What is Positive Behavior Supports & Classroom Climate?

Positive Behavior Supports refers to the proactive ways that teachers work with their students, as well as the ways that teachers respond to challenging situations with students. The focus is on recognizing and affirming student strengths rather than punishing them or taking something away from them. A positive approach to the classroom will promote a classroom climate that is welcoming to all students and is a place where students want to engage with the teacher, each other, and the curriculum. All individuals, students and teachers, and the interactions between and amongst all classroom members play a role in the climate.

There is no single element that works independently of the others. All Positive Behavior Supports & Classroom Climate elements, together with the CARES domains, support one another and need to be applied to the classroom to be successful.

Why is it important?

In a classroom climate that is positive and welcoming to all members, the classroom becomes a safe place where culture and diversity can be openly discussed. A supportive climate is one that promotes student engagement and success. Students feel supported and motivated to be an active member of the classroom community. The teacher taking a positive and proactive approach creates a climate of care and respect and promotes desired student behaviors. This classroom is also a place that provides consistency to students, which is especially important for students who may experience stress and uncertainty outside of the school building.

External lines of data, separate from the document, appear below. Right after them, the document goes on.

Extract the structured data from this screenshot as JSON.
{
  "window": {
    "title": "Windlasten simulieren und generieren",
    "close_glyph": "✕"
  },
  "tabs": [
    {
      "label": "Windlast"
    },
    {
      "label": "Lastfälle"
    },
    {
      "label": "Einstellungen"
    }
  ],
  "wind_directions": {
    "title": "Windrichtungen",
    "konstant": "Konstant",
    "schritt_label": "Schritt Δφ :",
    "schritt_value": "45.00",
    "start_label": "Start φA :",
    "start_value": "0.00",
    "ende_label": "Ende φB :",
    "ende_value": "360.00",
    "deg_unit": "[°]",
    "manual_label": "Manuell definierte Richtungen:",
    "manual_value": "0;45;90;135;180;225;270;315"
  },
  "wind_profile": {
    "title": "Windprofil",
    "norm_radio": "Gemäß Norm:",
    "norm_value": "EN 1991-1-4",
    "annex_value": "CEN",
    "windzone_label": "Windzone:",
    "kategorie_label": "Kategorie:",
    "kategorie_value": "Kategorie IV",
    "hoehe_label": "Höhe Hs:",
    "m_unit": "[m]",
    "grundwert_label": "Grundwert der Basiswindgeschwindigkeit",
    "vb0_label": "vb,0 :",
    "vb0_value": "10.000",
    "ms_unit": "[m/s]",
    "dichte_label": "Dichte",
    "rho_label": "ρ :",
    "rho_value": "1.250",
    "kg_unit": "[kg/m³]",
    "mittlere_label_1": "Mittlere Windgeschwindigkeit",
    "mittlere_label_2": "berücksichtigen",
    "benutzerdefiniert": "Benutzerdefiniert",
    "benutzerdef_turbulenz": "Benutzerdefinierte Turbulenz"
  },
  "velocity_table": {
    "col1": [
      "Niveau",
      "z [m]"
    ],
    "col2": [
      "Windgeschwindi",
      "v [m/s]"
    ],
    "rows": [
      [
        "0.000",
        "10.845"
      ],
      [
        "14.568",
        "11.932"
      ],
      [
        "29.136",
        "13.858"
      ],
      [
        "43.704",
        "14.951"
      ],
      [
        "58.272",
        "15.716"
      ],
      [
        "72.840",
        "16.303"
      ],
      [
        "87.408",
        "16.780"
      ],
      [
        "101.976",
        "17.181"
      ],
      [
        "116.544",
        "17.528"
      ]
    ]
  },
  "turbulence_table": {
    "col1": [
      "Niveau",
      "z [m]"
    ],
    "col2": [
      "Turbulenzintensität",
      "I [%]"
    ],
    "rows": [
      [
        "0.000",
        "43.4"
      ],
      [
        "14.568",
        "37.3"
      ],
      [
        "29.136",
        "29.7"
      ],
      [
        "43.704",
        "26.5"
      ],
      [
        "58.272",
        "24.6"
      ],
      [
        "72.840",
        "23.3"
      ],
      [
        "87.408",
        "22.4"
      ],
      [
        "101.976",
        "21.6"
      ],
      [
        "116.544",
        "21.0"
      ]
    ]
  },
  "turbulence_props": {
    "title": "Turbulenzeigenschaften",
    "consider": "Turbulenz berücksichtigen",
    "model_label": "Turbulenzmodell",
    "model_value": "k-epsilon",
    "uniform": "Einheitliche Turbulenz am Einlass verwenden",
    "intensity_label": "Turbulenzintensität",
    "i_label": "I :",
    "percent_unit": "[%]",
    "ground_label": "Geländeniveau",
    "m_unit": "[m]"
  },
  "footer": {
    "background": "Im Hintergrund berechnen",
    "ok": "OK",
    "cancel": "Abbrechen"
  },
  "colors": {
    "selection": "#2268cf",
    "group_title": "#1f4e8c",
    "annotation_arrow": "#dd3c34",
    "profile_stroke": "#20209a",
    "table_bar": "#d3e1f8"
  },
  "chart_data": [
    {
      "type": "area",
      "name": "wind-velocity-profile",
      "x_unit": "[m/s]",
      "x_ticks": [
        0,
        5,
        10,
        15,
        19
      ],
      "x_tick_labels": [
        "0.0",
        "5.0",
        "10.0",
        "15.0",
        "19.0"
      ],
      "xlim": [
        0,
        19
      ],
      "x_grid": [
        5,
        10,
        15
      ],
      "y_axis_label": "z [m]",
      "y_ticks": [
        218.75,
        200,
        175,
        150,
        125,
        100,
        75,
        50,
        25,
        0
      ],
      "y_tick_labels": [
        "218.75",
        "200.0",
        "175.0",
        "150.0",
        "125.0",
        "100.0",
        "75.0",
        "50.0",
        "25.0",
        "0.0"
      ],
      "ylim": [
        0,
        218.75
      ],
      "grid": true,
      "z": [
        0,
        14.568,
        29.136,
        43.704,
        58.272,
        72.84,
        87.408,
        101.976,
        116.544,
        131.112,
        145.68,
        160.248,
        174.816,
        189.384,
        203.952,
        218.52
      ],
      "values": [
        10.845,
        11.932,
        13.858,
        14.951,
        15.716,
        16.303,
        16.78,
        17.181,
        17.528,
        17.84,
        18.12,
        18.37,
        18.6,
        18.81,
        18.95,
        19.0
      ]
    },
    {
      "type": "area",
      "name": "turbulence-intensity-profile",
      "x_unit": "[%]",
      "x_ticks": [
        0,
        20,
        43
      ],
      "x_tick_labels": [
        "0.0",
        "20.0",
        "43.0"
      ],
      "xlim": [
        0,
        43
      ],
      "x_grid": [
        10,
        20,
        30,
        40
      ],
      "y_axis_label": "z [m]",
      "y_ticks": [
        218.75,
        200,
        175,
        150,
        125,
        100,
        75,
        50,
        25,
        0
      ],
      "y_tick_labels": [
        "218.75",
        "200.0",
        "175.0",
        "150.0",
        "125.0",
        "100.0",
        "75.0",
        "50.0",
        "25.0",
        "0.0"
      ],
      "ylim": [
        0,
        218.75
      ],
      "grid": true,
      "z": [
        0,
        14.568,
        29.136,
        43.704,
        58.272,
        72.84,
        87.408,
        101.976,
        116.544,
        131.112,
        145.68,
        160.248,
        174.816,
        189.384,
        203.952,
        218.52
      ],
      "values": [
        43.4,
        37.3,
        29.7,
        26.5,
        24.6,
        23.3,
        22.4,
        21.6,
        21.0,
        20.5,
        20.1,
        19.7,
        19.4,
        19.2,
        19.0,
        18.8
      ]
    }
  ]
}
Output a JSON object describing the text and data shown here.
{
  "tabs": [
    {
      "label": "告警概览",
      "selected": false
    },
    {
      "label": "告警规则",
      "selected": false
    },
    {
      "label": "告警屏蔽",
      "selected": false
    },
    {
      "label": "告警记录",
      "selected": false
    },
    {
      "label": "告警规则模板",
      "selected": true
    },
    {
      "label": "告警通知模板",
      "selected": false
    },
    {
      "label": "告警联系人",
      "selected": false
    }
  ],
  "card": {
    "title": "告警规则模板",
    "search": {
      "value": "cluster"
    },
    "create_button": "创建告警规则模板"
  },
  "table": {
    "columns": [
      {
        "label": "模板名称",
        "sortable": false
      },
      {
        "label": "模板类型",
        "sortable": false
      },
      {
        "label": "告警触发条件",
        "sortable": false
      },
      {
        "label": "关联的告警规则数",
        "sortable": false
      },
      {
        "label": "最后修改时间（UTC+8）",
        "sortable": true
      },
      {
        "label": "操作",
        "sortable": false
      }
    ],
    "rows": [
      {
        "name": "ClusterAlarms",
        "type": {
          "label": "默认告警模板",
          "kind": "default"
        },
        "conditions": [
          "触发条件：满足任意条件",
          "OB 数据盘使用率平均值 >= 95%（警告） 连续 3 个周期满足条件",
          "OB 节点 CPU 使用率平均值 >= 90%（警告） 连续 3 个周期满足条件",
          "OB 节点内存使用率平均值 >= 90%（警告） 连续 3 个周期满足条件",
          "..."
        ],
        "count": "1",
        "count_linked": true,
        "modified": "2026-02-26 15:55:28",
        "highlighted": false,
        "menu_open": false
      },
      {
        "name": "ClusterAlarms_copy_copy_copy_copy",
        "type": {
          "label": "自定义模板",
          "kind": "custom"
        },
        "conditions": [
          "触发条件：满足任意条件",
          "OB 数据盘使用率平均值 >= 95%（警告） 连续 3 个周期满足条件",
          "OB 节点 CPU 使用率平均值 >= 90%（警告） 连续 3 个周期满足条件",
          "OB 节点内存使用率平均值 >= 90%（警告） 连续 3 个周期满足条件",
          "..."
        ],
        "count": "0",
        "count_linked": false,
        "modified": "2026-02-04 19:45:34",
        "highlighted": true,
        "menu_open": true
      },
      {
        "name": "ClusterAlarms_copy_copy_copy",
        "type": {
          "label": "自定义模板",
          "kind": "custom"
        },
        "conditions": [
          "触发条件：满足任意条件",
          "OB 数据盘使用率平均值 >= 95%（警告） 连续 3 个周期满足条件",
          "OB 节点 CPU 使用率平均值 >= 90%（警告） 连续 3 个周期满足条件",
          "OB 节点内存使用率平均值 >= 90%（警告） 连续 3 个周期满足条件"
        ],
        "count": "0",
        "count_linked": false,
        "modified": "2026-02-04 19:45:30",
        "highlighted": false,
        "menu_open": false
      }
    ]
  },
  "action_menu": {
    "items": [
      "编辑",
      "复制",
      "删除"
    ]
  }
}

Teachers who have positive and proactive classrooms report fewer disruptive behaviors from their students, an increase in student achievement, and better overall perceptions of school climate.

CARES Overview

Greeting Students at the Door

Using Journals to Build Relationships

Identifying Reinforcers for the Classroom

Using Social and Emotional Coaching

Using Behavior-specific Praise

Using Active Supervision

Using Group Contingencies

Using Precorrection

Teaching Behavior Expectations

Providing Academic Feedback

Increasing Opportunities to Respond

Developing and Using Clear Academic Objectives

Posting and Using a Schedule

Coaching Process – Menu of Options

Coaching Process – Providing Feedback

Coaching Process – Introduction and Overview

Observation Practice 4

Observation Practice 3

Observation Practice 2

Observation Practice 1

Using an Attention Signal

Teaching Classroom Routines

Physical Classroom Structure

Values Card Sort – Example

Card Sort Introduction

Coaching – Interview Guide

Opening the Meeting

Defining and Teaching Classroom Rules

Mrs. James

Miss Faber

Double Check Classroom Check-Up Overview